If I think back hard enough, I can remember the good old days of asking students to turn to a page in their reading books, hearing the flapping pages moving quickly, and then calling on students to give their best answers. I remember the days of students frantically jotting down sentences and answers as I called them out from the answer key, and paperwork, oh yes, paperwork! I can clearly see the stacks of student papers piling up on my desk and my beautiful assortment of rainbow colored correction pens strewn about as I finally got down to grading that mountain of paper essays.
A few months ago, I couldn’t have imagined moving all of my teaching materials and instruction to an online platform. Of course, I used an LMS for occasionally grading and posting assignments, but moving completely to online synchronous instruction seemed daunting. I thought to myself, “At least this will only last a couple months.” Then I could get back to my desk, my whiteboard, and my amazing dry erase markers.
Well, here we are, six months later, still teaching online and continuing that method for the foreseeable future.

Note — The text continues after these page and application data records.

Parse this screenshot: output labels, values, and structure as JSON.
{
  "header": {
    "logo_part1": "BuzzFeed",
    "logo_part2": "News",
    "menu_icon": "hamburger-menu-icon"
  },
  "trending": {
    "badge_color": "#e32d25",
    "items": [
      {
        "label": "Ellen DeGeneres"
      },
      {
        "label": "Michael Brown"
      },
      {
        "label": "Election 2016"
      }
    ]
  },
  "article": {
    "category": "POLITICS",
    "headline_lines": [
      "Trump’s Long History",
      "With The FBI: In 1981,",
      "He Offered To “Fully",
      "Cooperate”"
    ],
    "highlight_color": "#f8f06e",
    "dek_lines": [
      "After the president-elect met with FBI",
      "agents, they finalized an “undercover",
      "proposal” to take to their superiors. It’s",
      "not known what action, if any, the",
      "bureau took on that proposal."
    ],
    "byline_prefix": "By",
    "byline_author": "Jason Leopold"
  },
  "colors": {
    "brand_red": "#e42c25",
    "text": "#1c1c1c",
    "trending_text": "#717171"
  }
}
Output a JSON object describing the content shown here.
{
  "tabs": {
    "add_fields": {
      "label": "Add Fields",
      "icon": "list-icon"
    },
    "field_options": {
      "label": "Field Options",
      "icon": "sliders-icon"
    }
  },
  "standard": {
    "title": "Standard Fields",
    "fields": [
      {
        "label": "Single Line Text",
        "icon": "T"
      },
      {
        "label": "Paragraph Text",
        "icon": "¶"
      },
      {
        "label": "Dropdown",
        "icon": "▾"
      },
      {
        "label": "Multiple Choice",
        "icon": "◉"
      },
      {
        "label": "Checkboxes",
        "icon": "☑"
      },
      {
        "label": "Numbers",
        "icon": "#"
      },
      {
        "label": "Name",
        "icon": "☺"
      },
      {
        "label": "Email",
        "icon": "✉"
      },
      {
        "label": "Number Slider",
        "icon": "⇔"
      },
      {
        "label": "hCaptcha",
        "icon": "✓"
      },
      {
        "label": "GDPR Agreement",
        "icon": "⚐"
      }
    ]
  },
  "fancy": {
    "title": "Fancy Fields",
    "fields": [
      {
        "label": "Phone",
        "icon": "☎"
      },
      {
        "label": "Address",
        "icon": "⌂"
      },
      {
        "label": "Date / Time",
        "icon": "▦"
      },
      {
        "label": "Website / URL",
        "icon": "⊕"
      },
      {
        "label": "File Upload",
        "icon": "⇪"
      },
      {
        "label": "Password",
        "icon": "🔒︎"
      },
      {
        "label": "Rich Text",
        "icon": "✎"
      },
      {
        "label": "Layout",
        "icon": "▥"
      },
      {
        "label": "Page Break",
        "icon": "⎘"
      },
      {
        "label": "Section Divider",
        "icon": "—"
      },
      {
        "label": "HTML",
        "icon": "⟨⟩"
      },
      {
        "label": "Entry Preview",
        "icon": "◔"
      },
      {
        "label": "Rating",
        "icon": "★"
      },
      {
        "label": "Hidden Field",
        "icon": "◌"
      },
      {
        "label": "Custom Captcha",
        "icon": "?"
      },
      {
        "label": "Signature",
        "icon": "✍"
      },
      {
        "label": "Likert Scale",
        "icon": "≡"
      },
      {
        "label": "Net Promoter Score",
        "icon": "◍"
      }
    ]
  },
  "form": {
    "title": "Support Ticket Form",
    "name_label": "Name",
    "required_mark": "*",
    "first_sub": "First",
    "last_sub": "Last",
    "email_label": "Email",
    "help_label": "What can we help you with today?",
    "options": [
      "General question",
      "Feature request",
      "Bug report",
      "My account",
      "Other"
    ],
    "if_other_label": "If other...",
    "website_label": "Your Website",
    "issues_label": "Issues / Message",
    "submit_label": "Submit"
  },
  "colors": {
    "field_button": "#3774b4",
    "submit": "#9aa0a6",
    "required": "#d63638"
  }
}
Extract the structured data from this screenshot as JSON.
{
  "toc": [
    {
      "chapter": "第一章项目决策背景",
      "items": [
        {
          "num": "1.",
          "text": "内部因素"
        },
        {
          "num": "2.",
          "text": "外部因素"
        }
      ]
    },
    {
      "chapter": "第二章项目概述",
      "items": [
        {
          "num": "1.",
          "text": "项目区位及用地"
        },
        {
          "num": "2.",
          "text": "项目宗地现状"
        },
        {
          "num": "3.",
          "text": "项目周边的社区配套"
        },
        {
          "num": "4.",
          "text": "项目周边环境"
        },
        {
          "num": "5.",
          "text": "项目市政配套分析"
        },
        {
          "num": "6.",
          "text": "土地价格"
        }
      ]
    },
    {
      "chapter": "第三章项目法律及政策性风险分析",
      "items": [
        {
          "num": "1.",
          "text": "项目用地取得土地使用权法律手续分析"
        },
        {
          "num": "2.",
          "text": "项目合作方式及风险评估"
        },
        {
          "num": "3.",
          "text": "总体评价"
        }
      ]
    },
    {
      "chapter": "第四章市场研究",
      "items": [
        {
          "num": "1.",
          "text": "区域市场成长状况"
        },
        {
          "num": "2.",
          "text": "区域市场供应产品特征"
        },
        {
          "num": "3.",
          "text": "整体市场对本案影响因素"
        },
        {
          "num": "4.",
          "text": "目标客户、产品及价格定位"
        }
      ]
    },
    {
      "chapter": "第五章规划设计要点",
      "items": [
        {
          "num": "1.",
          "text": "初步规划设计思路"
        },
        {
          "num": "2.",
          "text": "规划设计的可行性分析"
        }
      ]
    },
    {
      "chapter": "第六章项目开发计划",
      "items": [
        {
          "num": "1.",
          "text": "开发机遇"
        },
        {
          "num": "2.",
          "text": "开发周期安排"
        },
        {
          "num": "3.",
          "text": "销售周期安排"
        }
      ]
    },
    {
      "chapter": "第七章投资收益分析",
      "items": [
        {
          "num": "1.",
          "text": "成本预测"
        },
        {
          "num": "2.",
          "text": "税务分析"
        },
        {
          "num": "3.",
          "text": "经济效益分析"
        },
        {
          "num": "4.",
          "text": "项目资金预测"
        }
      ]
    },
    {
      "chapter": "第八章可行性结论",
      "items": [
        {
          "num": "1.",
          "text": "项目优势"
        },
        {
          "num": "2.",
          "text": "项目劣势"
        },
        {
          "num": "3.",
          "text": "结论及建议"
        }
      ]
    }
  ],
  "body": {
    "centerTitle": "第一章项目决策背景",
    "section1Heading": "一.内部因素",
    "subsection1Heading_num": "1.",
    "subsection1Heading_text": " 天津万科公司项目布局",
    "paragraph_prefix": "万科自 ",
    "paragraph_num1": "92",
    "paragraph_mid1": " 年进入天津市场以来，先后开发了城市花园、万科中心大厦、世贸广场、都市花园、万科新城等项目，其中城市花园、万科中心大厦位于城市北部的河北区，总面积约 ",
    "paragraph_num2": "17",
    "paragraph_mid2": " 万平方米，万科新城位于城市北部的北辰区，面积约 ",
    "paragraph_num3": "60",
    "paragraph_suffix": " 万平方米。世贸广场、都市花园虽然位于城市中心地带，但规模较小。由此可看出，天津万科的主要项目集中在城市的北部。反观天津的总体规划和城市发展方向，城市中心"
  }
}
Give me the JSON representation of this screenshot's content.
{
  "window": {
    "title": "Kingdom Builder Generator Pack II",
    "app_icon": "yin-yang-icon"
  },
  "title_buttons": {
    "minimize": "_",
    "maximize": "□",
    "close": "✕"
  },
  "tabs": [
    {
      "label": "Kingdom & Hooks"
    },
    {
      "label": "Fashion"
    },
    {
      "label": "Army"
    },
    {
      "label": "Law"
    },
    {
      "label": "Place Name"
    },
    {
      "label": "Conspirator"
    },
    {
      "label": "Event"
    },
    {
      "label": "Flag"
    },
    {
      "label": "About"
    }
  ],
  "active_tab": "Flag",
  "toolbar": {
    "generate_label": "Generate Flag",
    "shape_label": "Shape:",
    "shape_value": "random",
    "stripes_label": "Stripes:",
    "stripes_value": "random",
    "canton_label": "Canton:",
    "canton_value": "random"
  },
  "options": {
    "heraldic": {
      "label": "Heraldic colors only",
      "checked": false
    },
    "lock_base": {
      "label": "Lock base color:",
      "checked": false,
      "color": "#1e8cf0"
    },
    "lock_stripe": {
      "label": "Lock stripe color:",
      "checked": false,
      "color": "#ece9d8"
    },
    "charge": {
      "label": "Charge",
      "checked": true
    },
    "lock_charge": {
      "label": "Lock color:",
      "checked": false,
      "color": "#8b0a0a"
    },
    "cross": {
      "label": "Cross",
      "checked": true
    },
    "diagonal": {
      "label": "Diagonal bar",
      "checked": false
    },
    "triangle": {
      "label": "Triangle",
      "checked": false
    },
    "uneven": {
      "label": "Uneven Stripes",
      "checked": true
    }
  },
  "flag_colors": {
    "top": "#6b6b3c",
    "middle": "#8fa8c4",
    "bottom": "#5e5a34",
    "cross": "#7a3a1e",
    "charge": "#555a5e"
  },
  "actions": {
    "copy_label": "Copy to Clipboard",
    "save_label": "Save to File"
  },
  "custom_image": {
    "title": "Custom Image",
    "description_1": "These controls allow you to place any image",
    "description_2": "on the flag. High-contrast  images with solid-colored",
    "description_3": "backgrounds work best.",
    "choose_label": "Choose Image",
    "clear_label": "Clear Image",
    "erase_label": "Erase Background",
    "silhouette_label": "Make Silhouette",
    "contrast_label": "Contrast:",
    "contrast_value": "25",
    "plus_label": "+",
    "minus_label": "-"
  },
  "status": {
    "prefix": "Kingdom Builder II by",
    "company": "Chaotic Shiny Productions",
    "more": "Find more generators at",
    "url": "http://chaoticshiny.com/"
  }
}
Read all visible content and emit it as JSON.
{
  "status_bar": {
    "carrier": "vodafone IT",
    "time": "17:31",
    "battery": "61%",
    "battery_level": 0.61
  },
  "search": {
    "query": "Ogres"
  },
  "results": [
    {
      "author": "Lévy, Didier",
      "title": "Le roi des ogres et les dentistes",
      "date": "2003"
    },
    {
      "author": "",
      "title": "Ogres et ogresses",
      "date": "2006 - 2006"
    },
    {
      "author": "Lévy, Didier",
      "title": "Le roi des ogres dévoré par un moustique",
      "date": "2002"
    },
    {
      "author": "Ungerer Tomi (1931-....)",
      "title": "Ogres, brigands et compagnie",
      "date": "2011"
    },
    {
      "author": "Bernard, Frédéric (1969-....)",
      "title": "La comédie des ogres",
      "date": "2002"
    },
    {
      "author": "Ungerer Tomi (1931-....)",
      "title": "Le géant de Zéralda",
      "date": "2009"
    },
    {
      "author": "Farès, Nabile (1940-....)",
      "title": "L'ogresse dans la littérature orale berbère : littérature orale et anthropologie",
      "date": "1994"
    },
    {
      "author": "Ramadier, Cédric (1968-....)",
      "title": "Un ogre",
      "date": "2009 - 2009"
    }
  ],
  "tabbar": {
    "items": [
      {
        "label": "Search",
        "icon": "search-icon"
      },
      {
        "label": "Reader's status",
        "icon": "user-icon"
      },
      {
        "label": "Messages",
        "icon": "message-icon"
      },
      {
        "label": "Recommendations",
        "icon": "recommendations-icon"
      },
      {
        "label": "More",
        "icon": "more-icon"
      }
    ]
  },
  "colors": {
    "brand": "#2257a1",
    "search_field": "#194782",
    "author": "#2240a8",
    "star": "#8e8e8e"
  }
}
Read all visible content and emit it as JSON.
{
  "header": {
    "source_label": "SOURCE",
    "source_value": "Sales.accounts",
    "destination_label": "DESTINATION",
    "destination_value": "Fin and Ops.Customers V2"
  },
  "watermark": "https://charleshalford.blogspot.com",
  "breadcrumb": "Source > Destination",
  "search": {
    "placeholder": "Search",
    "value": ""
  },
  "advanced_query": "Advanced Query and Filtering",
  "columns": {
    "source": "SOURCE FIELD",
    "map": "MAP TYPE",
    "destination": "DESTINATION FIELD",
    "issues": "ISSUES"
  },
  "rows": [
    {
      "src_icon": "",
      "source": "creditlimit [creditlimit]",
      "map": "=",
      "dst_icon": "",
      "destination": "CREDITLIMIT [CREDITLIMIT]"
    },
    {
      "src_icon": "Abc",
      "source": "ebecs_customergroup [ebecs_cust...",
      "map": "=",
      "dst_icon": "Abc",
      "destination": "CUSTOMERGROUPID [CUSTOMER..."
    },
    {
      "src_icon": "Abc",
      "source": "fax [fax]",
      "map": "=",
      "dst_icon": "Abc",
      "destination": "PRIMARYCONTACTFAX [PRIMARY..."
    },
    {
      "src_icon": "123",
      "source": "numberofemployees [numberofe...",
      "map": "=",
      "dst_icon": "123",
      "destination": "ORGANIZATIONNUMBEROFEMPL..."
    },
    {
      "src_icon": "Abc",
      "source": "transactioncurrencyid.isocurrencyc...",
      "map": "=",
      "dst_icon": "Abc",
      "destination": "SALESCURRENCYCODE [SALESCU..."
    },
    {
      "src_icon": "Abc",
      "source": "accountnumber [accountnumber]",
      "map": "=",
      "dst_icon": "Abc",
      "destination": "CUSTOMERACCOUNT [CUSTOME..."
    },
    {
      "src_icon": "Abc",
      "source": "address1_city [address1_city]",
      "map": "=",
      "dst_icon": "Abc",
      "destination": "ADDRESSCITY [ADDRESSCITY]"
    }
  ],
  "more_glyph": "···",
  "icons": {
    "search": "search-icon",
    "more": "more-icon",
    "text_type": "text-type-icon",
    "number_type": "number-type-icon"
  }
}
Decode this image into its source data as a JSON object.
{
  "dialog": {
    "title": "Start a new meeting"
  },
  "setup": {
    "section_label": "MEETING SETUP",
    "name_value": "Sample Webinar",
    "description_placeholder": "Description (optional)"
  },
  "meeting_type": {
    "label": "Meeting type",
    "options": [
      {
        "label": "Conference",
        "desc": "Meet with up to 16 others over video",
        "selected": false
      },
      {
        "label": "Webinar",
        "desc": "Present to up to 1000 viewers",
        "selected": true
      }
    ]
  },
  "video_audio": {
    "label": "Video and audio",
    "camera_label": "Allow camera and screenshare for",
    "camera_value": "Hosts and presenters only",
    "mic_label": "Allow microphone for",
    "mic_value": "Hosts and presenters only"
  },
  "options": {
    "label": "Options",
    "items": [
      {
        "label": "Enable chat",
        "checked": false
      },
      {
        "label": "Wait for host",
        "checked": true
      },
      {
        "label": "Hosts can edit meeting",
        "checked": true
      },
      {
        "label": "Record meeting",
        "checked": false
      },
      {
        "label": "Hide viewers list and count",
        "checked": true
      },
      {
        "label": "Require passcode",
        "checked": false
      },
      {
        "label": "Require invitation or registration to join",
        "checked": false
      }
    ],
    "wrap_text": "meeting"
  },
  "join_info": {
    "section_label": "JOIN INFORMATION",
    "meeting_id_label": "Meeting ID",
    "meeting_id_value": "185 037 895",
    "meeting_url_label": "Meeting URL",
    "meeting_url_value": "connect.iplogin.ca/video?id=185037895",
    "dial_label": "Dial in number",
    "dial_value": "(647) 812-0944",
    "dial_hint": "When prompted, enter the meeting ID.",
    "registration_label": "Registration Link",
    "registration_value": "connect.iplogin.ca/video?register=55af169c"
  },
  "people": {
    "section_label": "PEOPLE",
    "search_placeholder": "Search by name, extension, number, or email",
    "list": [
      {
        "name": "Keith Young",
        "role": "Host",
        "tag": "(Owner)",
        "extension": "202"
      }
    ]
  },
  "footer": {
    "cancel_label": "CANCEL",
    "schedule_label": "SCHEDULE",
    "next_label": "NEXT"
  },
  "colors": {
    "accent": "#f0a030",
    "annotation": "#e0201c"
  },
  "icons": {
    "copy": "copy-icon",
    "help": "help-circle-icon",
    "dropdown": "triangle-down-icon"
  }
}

However, instead of yearning to go back to the type of classroom instruction I once used, I feel that I have been able to adapt and see the unanticipated benefits of teaching fully online. In fact, I see some of these benefits as even greater than what the classroom can provide. Here are some specific examples:
Real time feedback
With Google Docs, I can have students work on their assignments while I am viewing them and giving feedback. I usually do this in vocabulary instruction. I can help students to use new words immediately as they are learning them, whereas a homework assignment or a quiz would have been my only way to see if students had understood the lesson.
By using the Zoom chat, I can get answers anonymously or publicly from each student on every question I ask. This makes a much more interactive class than one in which I call on students one by one.
By using Socrative’s real time polls and quizzes, I can see whether students are understanding the questions on their quizzes in real time, and I can address misunderstandings on the spot BEFORE students submit quizzes. I have been able to help students during quizzes through private chats as well.
Quizlet vocabulary instruction allows me to motivate and inspire students through gamification and competition. We all know that sitting through lectures without participation can be difficult, and even more so when students are sitting down for hours in an online class. By assigning games, quizzes, and competitions through different websites, teachers can inspire their students to learn more.
Zoom Breakout Rooms
I can easily place students together based on interests, challenges, or strengths with the click of a button. No more do we have to walk around the classroom and figure out which groups had which students. It is all done automatically! This saves both the students and me time, effort, and stress.
These are just a few of the positive aspects of moving writing classes online that I have experienced. Even when I do return to in-person classes, there are technologies and methods that I will take from this experience and utilize in those classes as well. Although I do look forward to the day when I can see my students in person again, today’s technology has made teaching online more engaging, efficient, and exciting than ever.